Recently, Sojern partnered with Worldwide Business Research to conduct a survey with 300 global travel marketing leaders about the growth prospects of travel marketing and their views on the cookieless world. The cookie in technology is defined as files created by the website you visit. Third-party cookies created by other websites. These websites own some of the content such as advertisements or images that you see on the website you visit. Senior decision makers participating in the survey are working in the Hospitality (72%), Attractions (21%) and Tourism (7%) sectors.
With consumers’ growing awareness of privacy and data security issues, changes in third-party data policy by major tech companies, as well as user protection regulations such as GDPR, travel marketers must change their marketing strategies in the future, using customer data more responsibly to create authentic online experiences for them.
According to the report, 62% of companies have a high or very high priority regarding readiness around the cookieless world. With that limitation of customer data, travel marketers will have to change the way they harness consumer information to optimize their campaigns.
However, a cookieless world may not be a concern for travel marketers. The percentage of respondents who think that the change in cookies policy could have a significant negative impact in all four regions was 5% or less. Meanwhile, the percentage who think that this change brings a significant positive impact is 2% (Europe), 5% (the Middle East & Africa), 10% (Asia – Pacific), and 11% (North America).
Most notably, almost half of the leaders surveyed said this would have a positive impact on their marketing performance. Europe is the most optimistic region with 51% agreeing with this view. This rate in Asia-Pacific is 43%, in North America is 49% and in Middle East & Africa is 50%.
Explaining this optimism, according to travel marketers, current technology can provide the required customizations for a new future of marketing, and organizations can work together to achieve new ID management solutions. Marketers also argue that data tracking abilities are now more advanced than third party cookies as companies can actively collect user information by offering discounts or promotions to encourage customers to subscribe to newsletters and updates from the company. Even as cookies is gotten rid of, marketers believe that direct ways to reach consumers such as brand presence on social media channels or customer service activities can still drive these businesses forward. And the last reason is optimizing the customer experience by doing extensive market research and based on their previous purchases to provide tailored suggestions for them.
According to Dave Goulden, Sojern’s Vice President of Product, “We see great opportunity in the move away from third-party cookies. […] First-party data is a brand’s strongest weapon in cookieless.”
“A brand’s past customers are usually the best-performing audience they will target.
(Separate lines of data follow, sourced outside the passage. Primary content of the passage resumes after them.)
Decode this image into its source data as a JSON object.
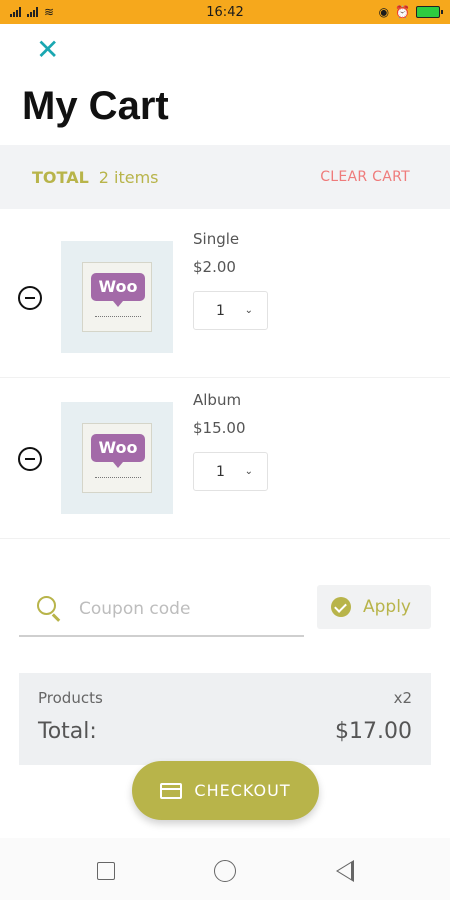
{
  "status_bar": {
    "time": "16:42",
    "carrier_text": "",
    "battery_color": "#2ecc40",
    "bar_color": "#f6a81c"
  },
  "header": {
    "close_icon": "close-icon",
    "title": "My Cart"
  },
  "total_bar": {
    "label": "TOTAL",
    "items_count": "2 items",
    "clear_label": "CLEAR CART"
  },
  "cart": {
    "items": [
      {
        "name": "Single",
        "price": "$2.00",
        "quantity": "1"
      },
      {
        "name": "Album",
        "price": "$15.00",
        "quantity": "1"
      }
    ],
    "thumb_logo_text": "Woo"
  },
  "coupon": {
    "placeholder": "Coupon code",
    "apply_label": "Apply"
  },
  "summary": {
    "products_label": "Products",
    "products_count": "x2",
    "total_label": "Total:",
    "total_value": "$17.00"
  },
  "checkout": {
    "label": "CHECKOUT"
  },
  "colors": {
    "accent": "#b8b44a",
    "danger": "#ef7b7b",
    "close_icon": "#1aa7b1",
    "woo_purple": "#a36aa8"
  }
}
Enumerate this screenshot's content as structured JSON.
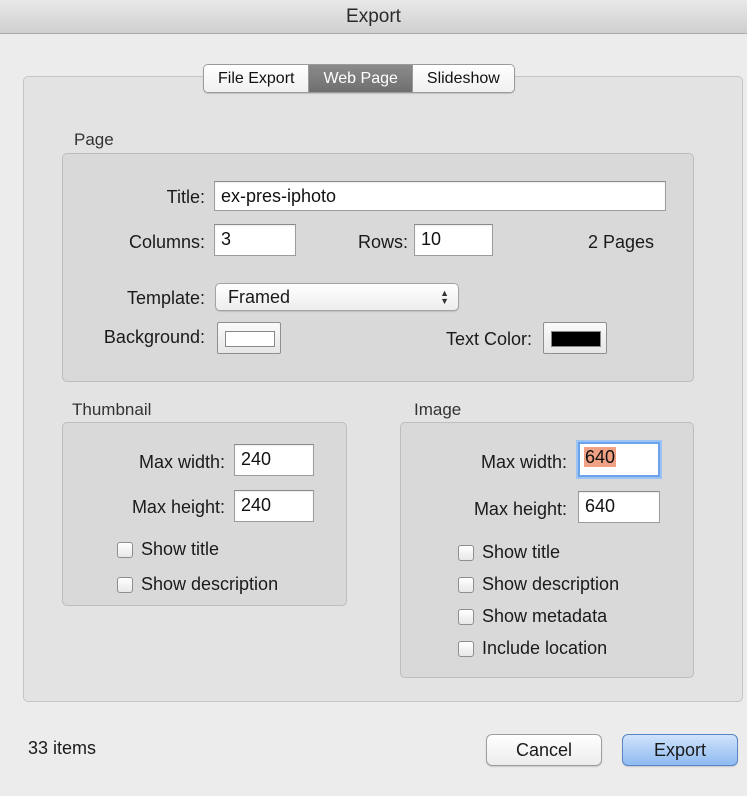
{
  "window": {
    "title": "Export"
  },
  "tabs": [
    {
      "label": "File Export",
      "active": false
    },
    {
      "label": "Web Page",
      "active": true
    },
    {
      "label": "Slideshow",
      "active": false
    }
  ],
  "page": {
    "section_label": "Page",
    "title_label": "Title:",
    "title_value": "ex-pres-iphoto",
    "columns_label": "Columns:",
    "columns_value": "3",
    "rows_label": "Rows:",
    "rows_value": "10",
    "pages_text": "2 Pages",
    "template_label": "Template:",
    "template_value": "Framed",
    "background_label": "Background:",
    "background_color": "#ffffff",
    "text_color_label": "Text Color:",
    "text_color": "#000000"
  },
  "thumbnail": {
    "section_label": "Thumbnail",
    "max_width_label": "Max width:",
    "max_width_value": "240",
    "max_height_label": "Max height:",
    "max_height_value": "240",
    "show_title_label": "Show title",
    "show_description_label": "Show description"
  },
  "image": {
    "section_label": "Image",
    "max_width_label": "Max width:",
    "max_width_value": "640",
    "max_height_label": "Max height:",
    "max_height_value": "640",
    "show_title_label": "Show title",
    "show_description_label": "Show description",
    "show_metadata_label": "Show metadata",
    "include_location_label": "Include location"
  },
  "footer": {
    "item_count": "33 items",
    "cancel_label": "Cancel",
    "export_label": "Export"
  }
}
Increasingly, it’s important to use digital channels like social, video, and display to reach customers as email open rates rapidly shrink and valuable younger travelers shun email altogether in favor of social and video channels.”
The policy of eliminating cookies has attracted attention recently, however, many marketers see this as an opportunity for experiments and innovations in digital marketing strategies of the travel industry. Many brands feel prepared with alternative ways to reach consumers directly. In a cookieless world, the future of personalization-focused advertising technology will likely be shaped by Machine Learning and Artificial Intelligence.